Control Flow vs. Data Flow
By Charles Xie
In computer science, control flow is the order in which individual instructions are executed. A control flow statement often results in a decision being made as to which of two or more paths is to follow in a computer program. Designing control flow is a key part of imperative programming. In comparison, data flow defines a sequence of operations on data from a source to a destination. This often represents some sort of state transformation of a computer program (which can be viewed as a state machine in many cases). Data flow is often associated with declarative programming. Control flow differs from data flow in that control flow typically does not change the data, whereas data flow typically transforms the data. Control flow and data flow are commonly combined in a computer program to solve a computational problem. iFlow supports both paradigms and their mix.
For example, the following is a simple control flow that shows "true" on a panel connected to a branch of a simple decision tree based on a value set by a slider. In this case, the value is the data and the tree is the control flow. The tree does not change the data but it controls how it is used.
The following example shows the Fourier transform as an application of data flow. In this case, data are transformed through a series of blocks to demonstrate the results of forward and inverse Fourier transforms. This example demonstrates that after applying the inverse Fourier transform to the complex number result of the Fourier transform of a function, the original function is reconstructed. This example does not contain any control flow. Data are just passed along without making any choice.

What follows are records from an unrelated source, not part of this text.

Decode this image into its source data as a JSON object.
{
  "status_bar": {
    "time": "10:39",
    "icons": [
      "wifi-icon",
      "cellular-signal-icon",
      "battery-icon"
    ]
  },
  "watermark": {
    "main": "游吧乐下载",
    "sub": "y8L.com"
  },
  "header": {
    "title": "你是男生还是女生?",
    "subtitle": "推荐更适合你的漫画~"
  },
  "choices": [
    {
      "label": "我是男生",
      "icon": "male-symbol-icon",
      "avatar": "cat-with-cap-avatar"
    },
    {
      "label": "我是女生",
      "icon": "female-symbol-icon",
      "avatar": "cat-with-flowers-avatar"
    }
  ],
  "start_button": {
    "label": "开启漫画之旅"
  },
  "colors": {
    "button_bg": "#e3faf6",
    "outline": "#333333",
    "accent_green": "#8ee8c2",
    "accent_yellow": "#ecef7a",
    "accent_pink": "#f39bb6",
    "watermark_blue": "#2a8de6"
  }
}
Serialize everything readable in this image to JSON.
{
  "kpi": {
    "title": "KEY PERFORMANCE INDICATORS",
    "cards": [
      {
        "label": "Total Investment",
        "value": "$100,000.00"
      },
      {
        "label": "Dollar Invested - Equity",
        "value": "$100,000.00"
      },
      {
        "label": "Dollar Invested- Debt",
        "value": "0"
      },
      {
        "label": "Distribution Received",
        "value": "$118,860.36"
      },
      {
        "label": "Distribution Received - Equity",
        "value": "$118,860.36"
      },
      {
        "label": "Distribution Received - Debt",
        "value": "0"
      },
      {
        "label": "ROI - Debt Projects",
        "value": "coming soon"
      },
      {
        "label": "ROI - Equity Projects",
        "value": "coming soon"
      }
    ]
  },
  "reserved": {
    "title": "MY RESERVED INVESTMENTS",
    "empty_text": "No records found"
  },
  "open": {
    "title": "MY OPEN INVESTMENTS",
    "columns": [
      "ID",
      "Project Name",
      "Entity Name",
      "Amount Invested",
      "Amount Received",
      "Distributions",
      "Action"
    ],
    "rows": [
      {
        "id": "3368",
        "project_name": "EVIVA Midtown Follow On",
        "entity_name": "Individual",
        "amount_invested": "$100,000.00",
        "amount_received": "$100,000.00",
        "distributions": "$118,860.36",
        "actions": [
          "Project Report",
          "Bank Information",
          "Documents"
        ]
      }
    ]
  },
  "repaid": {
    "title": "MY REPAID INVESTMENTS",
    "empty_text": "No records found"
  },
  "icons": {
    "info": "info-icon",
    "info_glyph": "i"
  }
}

The following example shows an animation of the projectile motion as an application of mixing control and data flow. In this case, the data generated by a clock is transformed by a couple of equations based on Newton's Law. The flow is controlled by a turnout switch that decides whether the soccer ball has hit the ground. If so, the animation stops and the ball is reset to the original position so that the user can adjust the initial speed and angle of the ball to generate a different trajectory.